-inherited predisposition: by inheriting a copy of gene from a parent thats methylated and that turns of a preventative cancer gene, and if the other parents gene gets damaged > cancer

-Somatic methylation changes: meethylation 'turns on' a tumor.
eg) one parent has mutated BRCA gene, and the other parents normal gene gets turned off by methylation > cancer


Inherited predisposition: Beckwith-Wiedemann syndrome

Pre/post natal overgrowth.

Increased tumor predisposition. (wilms tuor)

inherited methylation of genes that normally stop genes growthing (growth suppressors)


Somatic methylation changes in cancer.

CCND1: gene that drives mitotic cell division

the more methylation (turning off) of this genes, the SLOWER GROWING the tumor is

The less methylation, the more genes and the more rapid the tumor growth!


Dynamic Mutation

With each round of inheritance there is progressive expansion of 'repeat sequences', many 'triplet repeats'. If in a coding region it will lead to repeated aa production

~20 diseases involved with repeated expansion

Symptoms in later generations occur at younger ages and are more severe = anticipation
This is bc each generation is inheriting more and more triplets!


Huntingtons is a neuromuscular disease...

On chromosome 4 p arm has a huntingtons gene. Trinucleotide CAG repeats

Normal: 26 or less
Intermediate: 27-35 (nosymptoms but possibility of child inheriting 'mutant allele' if parent male)
Mutant: >36
36-39 reduced penetrance
40+ full penetrance

the more repeats... the more significant the symptoms! THey result in polyglutamine expansion, which have an effect on neuronal cells by 'gain-of-function'.


How are dynamic Mutations detected

Direct mutation analysis
Via PCR-based methods that detect alleles upto ~115 CAG repeats

Southern blotting: detects smaller repeat #


Genotype-phentype correlation

The more repeats the earlier/more severe disease onset is = anticipation!!



Juvenile-onset (usually ~ 60+ repeats) and the expanded allele is usually from the father!
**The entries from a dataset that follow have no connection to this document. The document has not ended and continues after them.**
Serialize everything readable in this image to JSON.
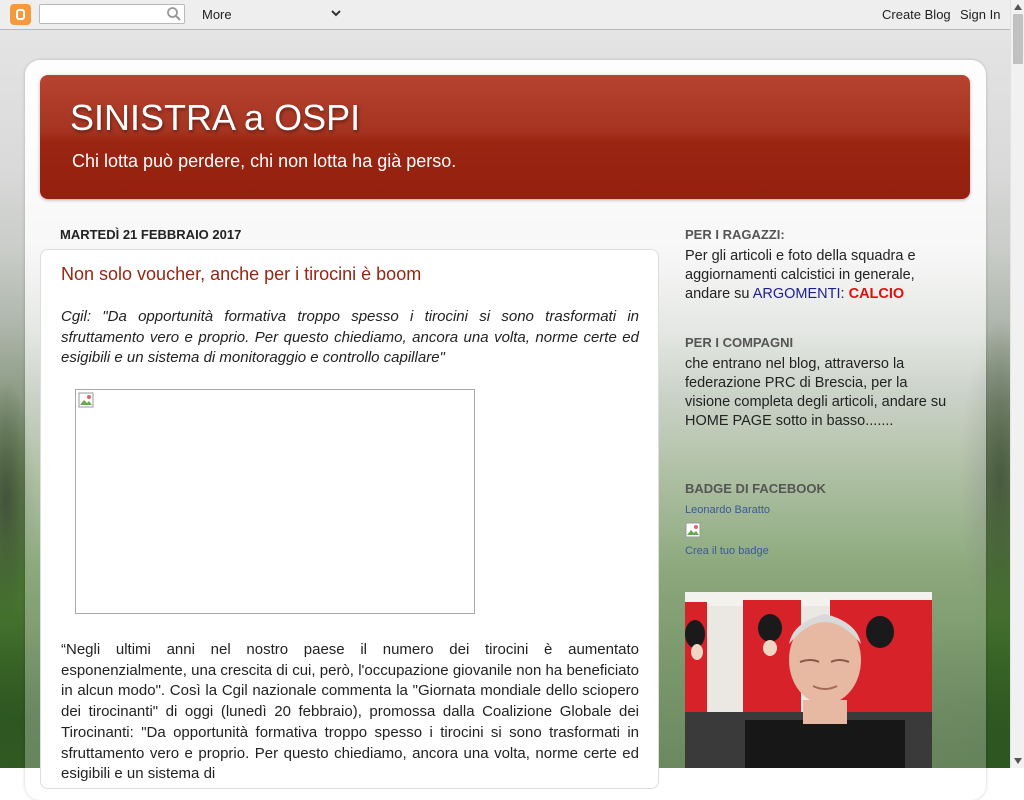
{
  "navbar": {
    "search_placeholder": "",
    "more_label": "More",
    "create_blog_label": "Create Blog",
    "sign_in_label": "Sign In"
  },
  "blog": {
    "title": "SINISTRA a OSPI",
    "description": "Chi lotta può perdere, chi non lotta ha già perso."
  },
  "post": {
    "date": "MARTEDÌ 21 FEBBRAIO 2017",
    "title": "Non solo voucher, anche per i tirocini è boom",
    "intro": "Cgil: \"Da opportunità formativa troppo spesso i tirocini si sono trasformati in sfruttamento vero e proprio. Per questo chiediamo, ancora una volta, norme certe ed esigibili e un sistema di monitoraggio e controllo capillare\"",
    "body": "“Negli ultimi anni nel nostro paese il numero dei tirocini è aumentato esponenzialmente, una crescita di cui, però, l'occupazione giovanile non ha beneficiato in alcun modo\". Così la Cgil nazionale commenta la \"Giornata mondiale dello sciopero dei tirocinanti\" di oggi (lunedì 20 febbraio), promossa dalla Coalizione Globale dei Tirocinanti: \"Da opportunità formativa troppo spesso i tirocini si sono trasformati in sfruttamento vero e proprio. Per questo chiediamo, ancora una volta, norme certe ed esigibili e un sistema di"
  },
  "sidebar": {
    "ragazzi_heading": "PER I RAGAZZI:",
    "ragazzi_text": "Per gli articoli e foto della squadra e aggiornamenti calcistici in generale, andare su",
    "ragazzi_link1": "ARGOMENTI",
    "ragazzi_sep": ":",
    "ragazzi_link2": "CALCIO",
    "compagni_heading": "PER I COMPAGNI",
    "compagni_text": "che entrano nel blog, attraverso la federazione PRC di Brescia, per la visione completa degli articoli, andare su HOME PAGE sotto in basso.......",
    "facebook_heading": "BADGE DI FACEBOOK",
    "facebook_name": "Leonardo Baratto",
    "facebook_create": "Crea il tuo badge"
  },
  "colors": {
    "header_red": "#9a2511",
    "title_red": "#9a2511",
    "link_blue": "#1b1f8c",
    "link_red": "#e01010",
    "facebook_blue": "#3b5998"
  },
  "icons": {
    "blogger_logo": "blogger-icon",
    "search": "search-icon",
    "dropdown": "chevron-down-icon",
    "broken_image": "broken-image-icon"
  }
}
Occurs more commonly with paternal transmission

Due to instability of CAG during spermatogenesis


Risk to family

Most with HD have an affected parent, BUT de novo mutations can occur.
-Asymptomatic father of an affected individual may have an intermediate allele.
-Either asymptomatic parent may have a reduced penetrance allele (36-39 repeats)

AD dominant so 50% to offspring.